What does March mean to you? A strange question to ask, perhaps. But some months have a certain feel to them and March is one of the signifiant ones for me. For a start, it’s the start of Spring – new life – my life! My birthday is right at the beginning of March so it always feels like a celebration, a coming out from winter, a rebirth of possibilities for the upcoming 12 months.

But this year was a bit different.

Firstly, it was a ‘significant’ birthday this year – I prefer to think of myself as 50-10 rather than 60 – but that’s just me!! We were able to have in-person celebrations indoors instead of last year’s outside (freezing cold) mini-meetings all socially distanced.

But then, a week later, my father died.

It happens to us all, sooner or later. Despite the fact that he was not well and that each time he had a relapse it was that much worse, you are never prepared. You can try to imagine what it will feel like to know that he has passed and to some extent you can almost prepare yourself for grief, but you never can anticipate the emotions that roll through you and take you over. I actually saw through his eyes half an hour before he passed. It was a comforting sight. I was sending him so much love, directing my thoughts to him across France to Scotland, visualising him in his home and trying to envelop him with a blanket of love and gratitude for all he means to me and suddenly, although I was standing in the doorway to my kitchen, I was there, seeing through his eyes. I was in a different bed, in a different place, in the lounge instead of the bedroom. I saw the washing hanging on the lazy maid above the fire, I saw the cats. I didn’t see anyone else. But I felt a sense of calm. And I knew he could feel my presence and my love. It lasted maybe one minute, maybe more, then it faded and I was back in my kitchen doorway again.

Then half an hour later, Dad passed.

Now this may seem a bit woowoo to you. I confess that, although I am open to the idea that much more exists beyond our observable senses, that was an experience I did not expect. But then, at Dad’s wake, I shared this with my scientific brother. I was expecting a response of polite skepticism from him. His response was genuine and immediate. He went red and welled up. He then told me that he had exactly the same experience. We hugged. What more can one say?

After Dad died, I went to help his wife with the formalities and funeral arrangements. Strangely it was a very lovely time together. We even ‘celebrated’ her birthday the following week with a meal out. They live in the Scottish Borders, right in the middle of the moors. It’s a bleak and rugged landscape, swept by wind, rain, blizzards, sun and wind… yes, more wind…. No wonder there is a plan to install lots of wind turbines across the area! It took about a week for my eyes to adjust from the vibrant and varied colours of SW France to the subtleties of tone and shades in the heather, the grasses, the bogs and the forests and the sun and cloud shadows speeding across the moorland.

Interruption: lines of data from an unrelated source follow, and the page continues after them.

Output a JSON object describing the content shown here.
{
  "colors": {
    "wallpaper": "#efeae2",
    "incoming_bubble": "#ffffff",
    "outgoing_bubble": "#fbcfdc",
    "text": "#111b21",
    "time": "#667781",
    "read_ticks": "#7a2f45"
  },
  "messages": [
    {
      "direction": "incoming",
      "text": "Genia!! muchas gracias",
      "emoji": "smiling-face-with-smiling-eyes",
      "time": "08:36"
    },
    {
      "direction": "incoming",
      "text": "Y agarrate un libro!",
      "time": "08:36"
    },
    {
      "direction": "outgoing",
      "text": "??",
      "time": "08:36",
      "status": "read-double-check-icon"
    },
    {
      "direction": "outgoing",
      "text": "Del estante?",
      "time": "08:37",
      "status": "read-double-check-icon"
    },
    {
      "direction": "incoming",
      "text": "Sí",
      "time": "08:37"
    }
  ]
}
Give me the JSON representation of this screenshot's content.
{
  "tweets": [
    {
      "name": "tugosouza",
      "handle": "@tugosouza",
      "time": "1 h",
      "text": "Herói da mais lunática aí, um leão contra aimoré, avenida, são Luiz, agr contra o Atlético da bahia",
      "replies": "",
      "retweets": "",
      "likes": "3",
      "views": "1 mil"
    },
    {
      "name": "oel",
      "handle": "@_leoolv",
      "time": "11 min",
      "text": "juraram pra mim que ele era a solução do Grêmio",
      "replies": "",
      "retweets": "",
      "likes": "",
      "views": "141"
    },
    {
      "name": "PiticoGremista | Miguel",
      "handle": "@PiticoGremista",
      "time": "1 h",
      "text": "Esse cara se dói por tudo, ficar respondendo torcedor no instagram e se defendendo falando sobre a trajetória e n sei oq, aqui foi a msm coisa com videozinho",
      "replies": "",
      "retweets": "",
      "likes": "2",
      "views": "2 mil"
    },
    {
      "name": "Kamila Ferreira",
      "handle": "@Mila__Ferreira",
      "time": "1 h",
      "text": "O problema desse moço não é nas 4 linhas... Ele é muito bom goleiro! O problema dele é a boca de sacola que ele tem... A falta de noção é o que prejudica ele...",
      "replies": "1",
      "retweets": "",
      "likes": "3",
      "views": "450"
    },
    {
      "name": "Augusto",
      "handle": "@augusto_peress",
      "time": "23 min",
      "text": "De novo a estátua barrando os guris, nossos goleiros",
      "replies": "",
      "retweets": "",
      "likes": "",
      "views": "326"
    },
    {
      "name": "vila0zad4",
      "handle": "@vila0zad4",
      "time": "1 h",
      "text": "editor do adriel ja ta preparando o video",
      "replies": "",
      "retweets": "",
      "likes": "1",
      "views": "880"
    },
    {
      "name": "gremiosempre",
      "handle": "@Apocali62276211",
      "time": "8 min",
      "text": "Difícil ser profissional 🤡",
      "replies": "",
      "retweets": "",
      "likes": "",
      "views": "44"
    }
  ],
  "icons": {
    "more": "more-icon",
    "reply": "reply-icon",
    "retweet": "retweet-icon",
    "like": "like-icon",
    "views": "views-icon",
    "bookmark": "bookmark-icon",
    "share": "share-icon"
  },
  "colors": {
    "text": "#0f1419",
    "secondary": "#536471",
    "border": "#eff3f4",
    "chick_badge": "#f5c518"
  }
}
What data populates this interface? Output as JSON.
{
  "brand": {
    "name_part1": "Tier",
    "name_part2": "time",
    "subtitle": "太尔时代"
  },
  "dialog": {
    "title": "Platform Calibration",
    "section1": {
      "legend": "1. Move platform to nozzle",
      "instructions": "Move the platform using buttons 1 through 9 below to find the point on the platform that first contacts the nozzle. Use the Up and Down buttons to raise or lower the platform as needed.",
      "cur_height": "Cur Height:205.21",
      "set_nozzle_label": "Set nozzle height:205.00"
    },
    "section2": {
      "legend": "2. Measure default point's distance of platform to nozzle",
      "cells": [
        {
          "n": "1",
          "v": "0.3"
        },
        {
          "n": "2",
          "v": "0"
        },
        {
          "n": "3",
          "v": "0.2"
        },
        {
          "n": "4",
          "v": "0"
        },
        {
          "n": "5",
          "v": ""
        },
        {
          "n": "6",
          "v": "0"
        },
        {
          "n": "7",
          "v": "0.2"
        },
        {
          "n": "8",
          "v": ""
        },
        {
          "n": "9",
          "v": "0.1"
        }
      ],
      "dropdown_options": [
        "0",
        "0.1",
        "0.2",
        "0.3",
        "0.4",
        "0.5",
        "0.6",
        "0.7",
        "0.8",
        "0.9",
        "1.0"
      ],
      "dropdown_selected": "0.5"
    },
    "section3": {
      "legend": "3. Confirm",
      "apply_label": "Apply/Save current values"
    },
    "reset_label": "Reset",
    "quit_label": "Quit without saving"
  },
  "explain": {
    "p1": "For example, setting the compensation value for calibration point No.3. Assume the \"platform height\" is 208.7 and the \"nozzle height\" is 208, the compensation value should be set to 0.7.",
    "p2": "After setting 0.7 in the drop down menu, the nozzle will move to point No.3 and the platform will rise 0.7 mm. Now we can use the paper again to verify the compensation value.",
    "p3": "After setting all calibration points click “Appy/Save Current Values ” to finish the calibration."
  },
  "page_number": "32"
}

These are the colours of Shetland wool – the nuances that reward you for closer examination, the hints of colour that give a sudden lift to your mood. And what seemed bleak turned to beautiful, the merest glimpse of a hidden jewel suddenly covered up again with just a hint of a memory that you saw it, but which lingers in your mind.

As I was writing my tribute to Dad, I could see connections and patterns everywhere. Not just through his life and all the hundreds of people he has affected just by existing and being the man he was, but the greater patterns too – how Covid has brought changes to us all, how the injustice of the war launched on Ukraine is so much more than being about power and a bully’s aggression to a neighbour, how the climate is changing because of human action and inaction – how everything everyone of us does has an impact, not just on ourselves and our loved ones, but wider afield too. The ripples continue long after we have forgotten the initial gesture or action that created them.

Back to the personal… Dad was buried overlooking the beautiful moors, piped to his rest by a piper – a beautiful memory to hold when grief surges. Then many memories and photos were shared and appreciated and we were gently brought back into our own lives.

Balancing the grief was also the blessing of seeing our son for the first time in 2 1/2 years and spending a weekend with him and his lovely partner and their dog – precious time and new memories walking in the Staffordshire countryside. Then meeting up with old friends for a surprise meal before flying home.

The cycle continues. A dear friend of mine, Chloé, gave birth to a beautiful baby girl the day after Dad’s funeral.

New life, new connections, new patterns, new dreams.

March will mean a lot more to me now…

Images: Feature – Dad in his element – on his canal boat about 30 years ago; Fourcés in 2019; a man who loved his food!; the lone piper in the Scottish moors.